A recent study has shown that adding pain relief to lamenesstreatment protocols speeds recovery rates and offers milkyield benefits. We spoke to two vets to find out more.
TEXT HELEN GOLDBERG
Digital dermatitis is a common cause of lameness in UK dairy herds and has a significant impact on health, welfare and productivity. So quick and effective treatment, as well as prevention, are vital.
The use of non-steroidal anti-inflammatories (NSAIDs) in claw horn lesion and other lameness treatment protocols in cows is increasing, with good evidence to support their efficacy. But until recently there has been no specific research to support their use in cows with digital dermatitis (DD).
Now a recent study, conducted at the University of Liverpool, has demonstrated that cows with DD, which were lame at the time of diagnosis, were 20 times less likely to be lame one week later when treated with a zero-milk-withdrawal NSAID, alongside the application of a topical antibiotic spray after cleaning and drying the lesion.
Milk yield was monitored for a week after treatment and freshly-calved cows that were lame and were treated for DD with a NSAID and an antibiotic spray, compared to those treated with antibiotic spray alone, produced an additional 10 litres of milk per day. For early and late lactation cows that were lame initially, the increase in milk yield was in the region of five litres in the NSAID group.

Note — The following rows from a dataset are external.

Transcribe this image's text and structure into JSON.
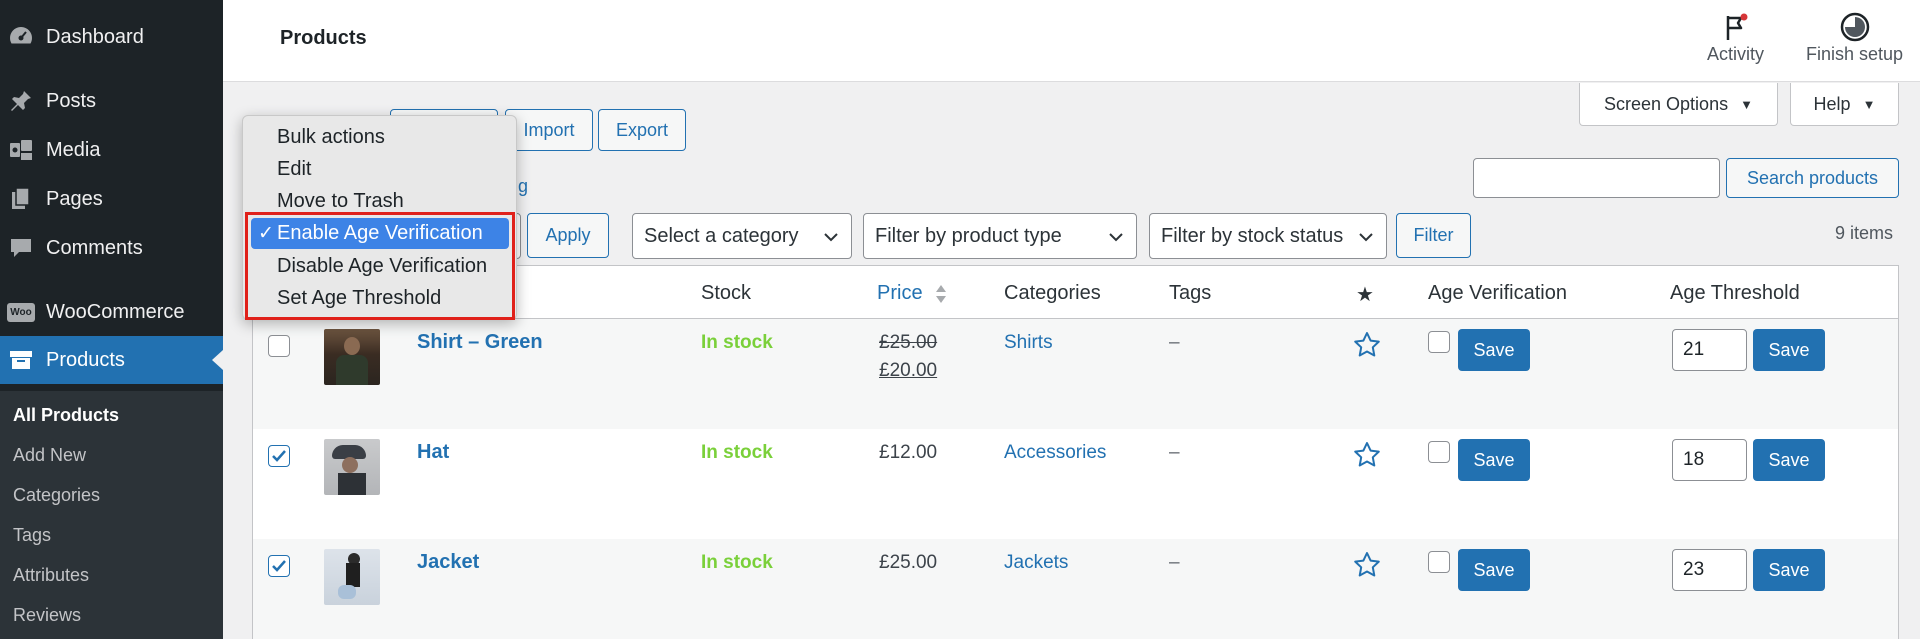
{
  "sidebar": {
    "items": [
      {
        "label": "Dashboard",
        "icon": "dashboard-icon"
      },
      {
        "label": "Posts",
        "icon": "pin-icon"
      },
      {
        "label": "Media",
        "icon": "media-icon"
      },
      {
        "label": "Pages",
        "icon": "pages-icon"
      },
      {
        "label": "Comments",
        "icon": "comment-icon"
      },
      {
        "label": "WooCommerce",
        "icon": "woo-icon",
        "icon_text": "Woo"
      },
      {
        "label": "Products",
        "icon": "archive-icon"
      }
    ],
    "submenu": [
      "All Products",
      "Add New",
      "Categories",
      "Tags",
      "Attributes",
      "Reviews"
    ]
  },
  "header": {
    "title": "Products",
    "activity_label": "Activity",
    "finish_setup_label": "Finish setup"
  },
  "toolbar": {
    "import_label": "Import",
    "export_label": "Export",
    "screen_options_label": "Screen Options",
    "help_label": "Help",
    "search_placeholder": "",
    "search_button": "Search products",
    "partial_link_text": "g",
    "apply_label": "Apply",
    "category_select": "Select a category",
    "product_type_select": "Filter by product type",
    "stock_status_select": "Filter by stock status",
    "filter_label": "Filter",
    "items_count": "9 items"
  },
  "bulk_actions": {
    "options": [
      "Bulk actions",
      "Edit",
      "Move to Trash",
      "Enable Age Verification",
      "Disable Age Verification",
      "Set Age Threshold"
    ],
    "selected": "Enable Age Verification",
    "check": "✓"
  },
  "table": {
    "headers": {
      "stock": "Stock",
      "price": "Price",
      "categories": "Categories",
      "tags": "Tags",
      "featured": "★",
      "age_verification": "Age Verification",
      "age_threshold": "Age Threshold"
    },
    "rows": [
      {
        "name": "Shirt – Green",
        "stock": "In stock",
        "price_old": "£25.00",
        "price": "£20.00",
        "category": "Shirts",
        "tags": "–",
        "checked": false,
        "age_verified": false,
        "threshold": "21",
        "save_label": "Save"
      },
      {
        "name": "Hat",
        "stock": "In stock",
        "price": "£12.00",
        "category": "Accessories",
        "tags": "–",
        "checked": true,
        "age_verified": false,
        "threshold": "18",
        "save_label": "Save"
      },
      {
        "name": "Jacket",
        "stock": "In stock",
        "price": "£25.00",
        "category": "Jackets",
        "tags": "–",
        "checked": true,
        "age_verified": false,
        "threshold": "23",
        "save_label": "Save"
      }
    ]
  },
  "colors": {
    "accent": "#2271b1",
    "sidebar_bg": "#1d2327",
    "in_stock": "#7ad03a",
    "highlight_border": "#e0211a",
    "dropdown_selected": "#3d83e6"
  }
}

Digital dermatitis is a contagious cause of lameness that results in a superficial but painful inflammation of the skin surrounding the hoof. Infection usually results in ulcerated and or wart-type lesions around the heel bulbs and/or in the interdigital space. Lesions can vary from ulcerated sores to having the appearance of hairy warts, and affected animals may have more than one lesion type at any time. Infection is caused by the bacterial species treponemes, which can also be found in udder cleft or hock lesions, as well as in necrotic foot lesions. Nantwich Farm Vets’ Steve Crowe is a mobility mentor for AHDB’s Healthy Feet Programme and regularly runs hoof trimming courses. He’s only too aware of the impact that DD can have on dairy herds. “Digital dermatitis, as well as sole ulcers, white line disease and the many other causes of lameness, not only affect cow welfare, but also milk production, fertility and herd longevity. So the study’s findings that administering non-steroidal pain relief not only improves cow productivity but also improves recovery rates is good news for producers.”
Digital dermatitis-causing bacteria are typically found on the skin surrounding the hoof, and thrive in dirty bedding. They can also be isolated from hoof-trimming equipment, but the main source and reservoir of infection is active DD lesions on cows’ feet. Lesions on he feet can be scored and monitored using the M score (see Table 1).

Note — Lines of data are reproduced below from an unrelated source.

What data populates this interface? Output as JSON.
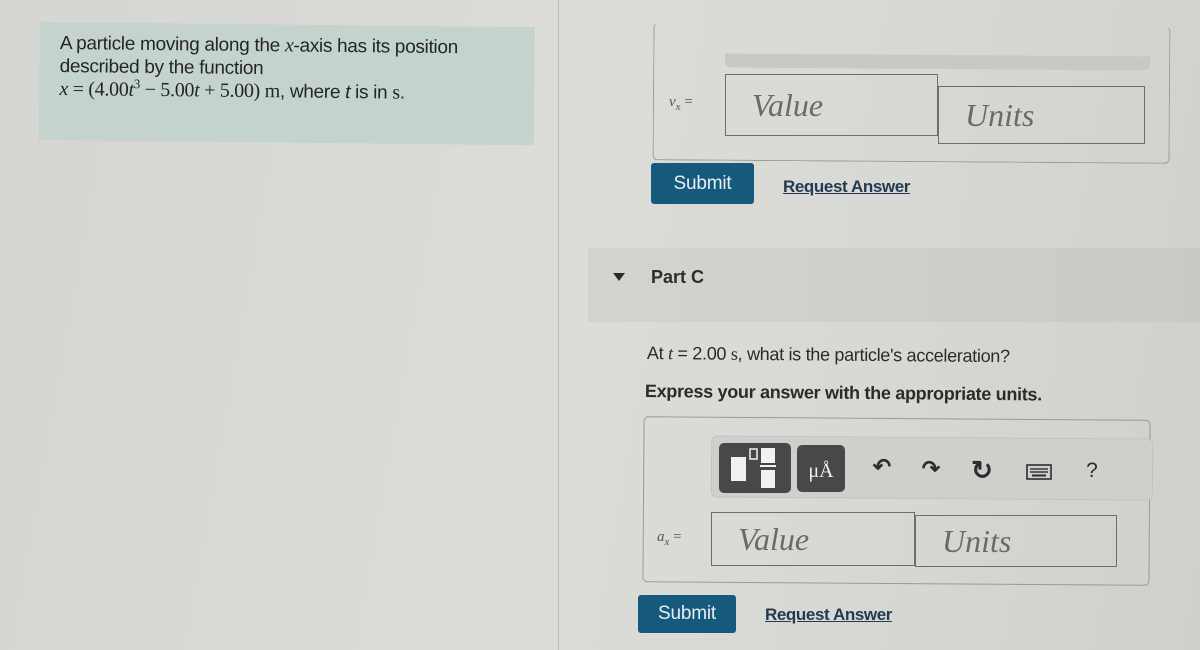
{
  "intro": {
    "line1_pre": "A particle moving along the ",
    "line1_var": "x",
    "line1_post": "-axis has its position",
    "line2": "described by the function",
    "eq_lhs": "x",
    "eq_eq": " = (4.00",
    "eq_t1": "t",
    "eq_exp": "3",
    "eq_mid": " − 5.00",
    "eq_t2": "t",
    "eq_end": " + 5.00) ",
    "eq_unit": "m",
    "eq_tail_pre": ", where ",
    "eq_tail_var": "t",
    "eq_tail_mid": " is in ",
    "eq_tail_unit": "s",
    "eq_tail_end": "."
  },
  "part_b": {
    "var_symbol": "v",
    "var_sub": "x",
    "equals": " =",
    "value_placeholder": "Value",
    "units_placeholder": "Units",
    "submit_label": "Submit",
    "request_label": "Request Answer"
  },
  "part_c": {
    "title": "Part C",
    "question_pre": "At ",
    "question_var": "t",
    "question_mid": " = 2.00 ",
    "question_unit": "s",
    "question_post": ", what is the particle's acceleration?",
    "instruction": "Express your answer with the appropriate units.",
    "toolbar": {
      "templates_icon": "fraction-template-icon",
      "units_label": "μÅ",
      "undo_icon": "↶",
      "redo_icon": "↷",
      "reset_icon": "↻",
      "keyboard_icon": "keyboard-icon",
      "help_label": "?"
    },
    "var_symbol": "a",
    "var_sub": "x",
    "equals": " =",
    "value_placeholder": "Value",
    "units_placeholder": "Units",
    "submit_label": "Submit",
    "request_label": "Request Answer"
  },
  "colors": {
    "submit_bg": "#15597c",
    "intro_bg": "#c4d3cd",
    "link": "#233a52"
  }
}
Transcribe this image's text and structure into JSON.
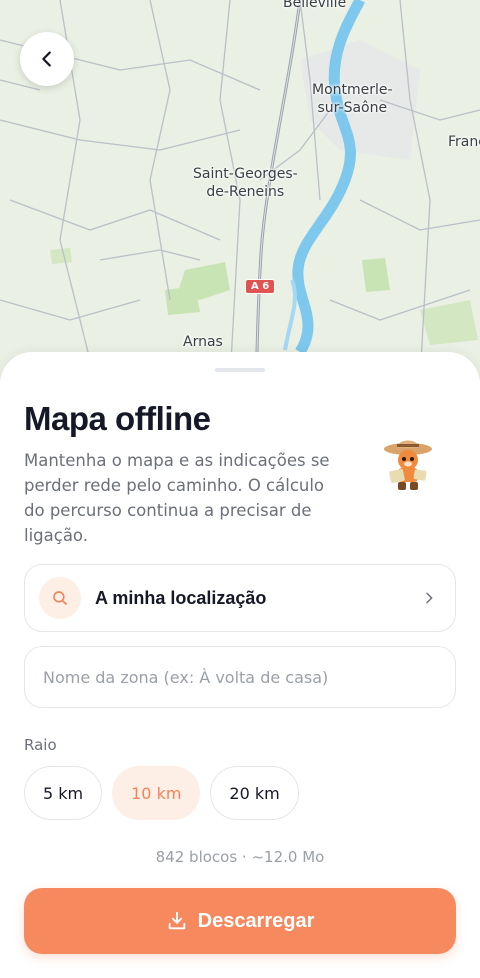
{
  "map": {
    "labels": {
      "belleville": "Belleville",
      "montmerle": "Montmerle-\nsur-Saône",
      "france": "Franc",
      "saint_georges": "Saint-Georges-\nde-Reneins",
      "arnas": "Arnas"
    },
    "road_shield": "A 6",
    "colors": {
      "land": "#eaf0e4",
      "water": "#7dc8ec",
      "green": "#c9e4b4",
      "roads": "#b9c0c7"
    }
  },
  "header": {
    "back_icon": "chevron-left-icon"
  },
  "sheet": {
    "title": "Mapa offline",
    "description": "Mantenha o mapa e as indicações se perder rede pelo caminho. O cálculo do percurso continua a precisar de ligação.",
    "mascot_icon": "explorer-mascot-icon",
    "location": {
      "label": "A minha localização",
      "icon": "search-icon"
    },
    "zone_input": {
      "value": "",
      "placeholder": "Nome da zona (ex: À volta de casa)"
    },
    "radius": {
      "label": "Raio",
      "options": [
        "5 km",
        "10 km",
        "20 km"
      ],
      "selected": "10 km"
    },
    "summary": "842 blocos · ~12.0 Mo",
    "download_label": "Descarregar"
  },
  "colors": {
    "accent": "#f7895e",
    "accent_light": "#fdeee6",
    "text": "#151826",
    "muted": "#6b7079"
  }
}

Ceva Animal Health’s Kythé Mackenzie says biosecurity, both external and internal, is key to DD control. “External biosecurity aims to prevent infection or new bacterial strains entering the herd. Producers should ensure the feet of all bought-in animals, as well as those returning from other units, are inspected. Any lesions found should be treated and cattle should be run through a footbath before they join the herd. External handling and foot trimming equipment must also be kept clean and disinfected, and all staff in contact with animals should maintain hygiene protocols.”

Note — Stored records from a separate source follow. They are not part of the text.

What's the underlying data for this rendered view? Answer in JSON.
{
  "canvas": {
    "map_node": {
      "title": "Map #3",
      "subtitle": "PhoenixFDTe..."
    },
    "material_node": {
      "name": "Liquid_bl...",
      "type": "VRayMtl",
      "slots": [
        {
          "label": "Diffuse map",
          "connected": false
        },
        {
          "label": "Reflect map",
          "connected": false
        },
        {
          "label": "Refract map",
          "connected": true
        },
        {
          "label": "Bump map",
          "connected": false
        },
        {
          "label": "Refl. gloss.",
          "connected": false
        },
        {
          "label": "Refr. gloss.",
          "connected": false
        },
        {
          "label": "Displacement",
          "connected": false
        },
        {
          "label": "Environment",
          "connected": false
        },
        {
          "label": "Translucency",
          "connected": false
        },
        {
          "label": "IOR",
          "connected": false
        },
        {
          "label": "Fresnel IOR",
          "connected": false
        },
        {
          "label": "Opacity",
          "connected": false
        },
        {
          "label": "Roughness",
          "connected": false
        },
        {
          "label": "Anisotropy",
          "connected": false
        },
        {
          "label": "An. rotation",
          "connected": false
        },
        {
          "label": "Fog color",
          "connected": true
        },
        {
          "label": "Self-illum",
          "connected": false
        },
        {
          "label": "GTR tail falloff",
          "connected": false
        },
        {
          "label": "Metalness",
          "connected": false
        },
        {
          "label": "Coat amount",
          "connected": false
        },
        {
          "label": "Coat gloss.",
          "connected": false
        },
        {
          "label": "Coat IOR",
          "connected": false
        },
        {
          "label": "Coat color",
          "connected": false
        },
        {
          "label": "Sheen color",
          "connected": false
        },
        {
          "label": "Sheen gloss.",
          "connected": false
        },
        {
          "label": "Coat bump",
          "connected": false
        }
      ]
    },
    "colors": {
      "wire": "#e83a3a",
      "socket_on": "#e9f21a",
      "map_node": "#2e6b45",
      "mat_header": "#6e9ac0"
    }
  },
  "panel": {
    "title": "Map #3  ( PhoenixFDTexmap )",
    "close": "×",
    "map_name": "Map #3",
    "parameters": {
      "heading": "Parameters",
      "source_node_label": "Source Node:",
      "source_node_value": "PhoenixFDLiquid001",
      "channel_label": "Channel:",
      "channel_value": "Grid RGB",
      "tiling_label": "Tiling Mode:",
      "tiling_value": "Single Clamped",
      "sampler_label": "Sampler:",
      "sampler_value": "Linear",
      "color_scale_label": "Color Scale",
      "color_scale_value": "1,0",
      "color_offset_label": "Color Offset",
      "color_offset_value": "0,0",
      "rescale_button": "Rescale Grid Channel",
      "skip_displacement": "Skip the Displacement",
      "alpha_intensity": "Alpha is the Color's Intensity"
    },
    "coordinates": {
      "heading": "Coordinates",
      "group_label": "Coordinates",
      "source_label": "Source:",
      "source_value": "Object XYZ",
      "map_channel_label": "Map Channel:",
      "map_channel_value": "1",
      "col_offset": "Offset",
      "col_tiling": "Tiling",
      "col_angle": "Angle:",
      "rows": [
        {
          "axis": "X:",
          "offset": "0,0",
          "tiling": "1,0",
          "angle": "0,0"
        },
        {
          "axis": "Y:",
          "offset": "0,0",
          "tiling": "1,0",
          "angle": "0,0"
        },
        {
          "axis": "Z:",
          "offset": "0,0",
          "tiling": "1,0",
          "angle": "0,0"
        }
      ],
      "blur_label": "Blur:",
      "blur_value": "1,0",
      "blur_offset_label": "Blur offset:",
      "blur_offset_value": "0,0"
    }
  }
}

She says internal biosecurity should aim to prevent spread between animals. “Good hygiene is important as slurry can act as a short-term reservoir and also increase the risk of skin damage, which can facilitate infection. Always consider the whole herd when devising protocols and, if running separate heifer groups, have different scrapers and foot dips for staff so infection is not transferred from the cows to these groups.”
Hoof-trimming equipment, particularly knives, should also be cleaned and disinfected between animals. This requires at least 20 seconds’ contact time in a suitable biocide solution.
Footbathing is a key to controlling and treating DD, as well as other foot lesions. “The footbath should be designed and positioned to ensure good cow flow and foot coverage to the appropriate depth and frequency of contact using the correct concentration of biocide. The herd vet can recommend the most appropriate agent for individual herds.
Hoof lesions: check cows' feet as they pass through the parlour
“All cattle on the unit must be footbathed – including dry cows and heifer groups. It’s also important that cows’ feet are clean before they go through the biocide bath.” Ms Mackenzie says one of the challenges is to identify all cattle with active lesions so they can be treated. “As most lesions are on the hind feet this can be done while cows are in the parlour, but it is important to examine the interdigital space as well as the heel bulbs. Use a head torch and a mirror.”
Once identified she suggests a standard protocol, which includes: lifting and trimming the hoof; cleaning the identified lesion, or lesions; removing any scabs and surface discharge; and drying the infected area and applying topical treatment as advised by the herd’s vet. “Control relies on identifying and managing risk factors, and putting protocols in place to reduce the infection pressure,” she says. “Treatment should be prompt and effective, and the use of a NSAID can enhance welfare as well as productivity. If you have questions or concerns about DD on your unit, seek advice from your vet.”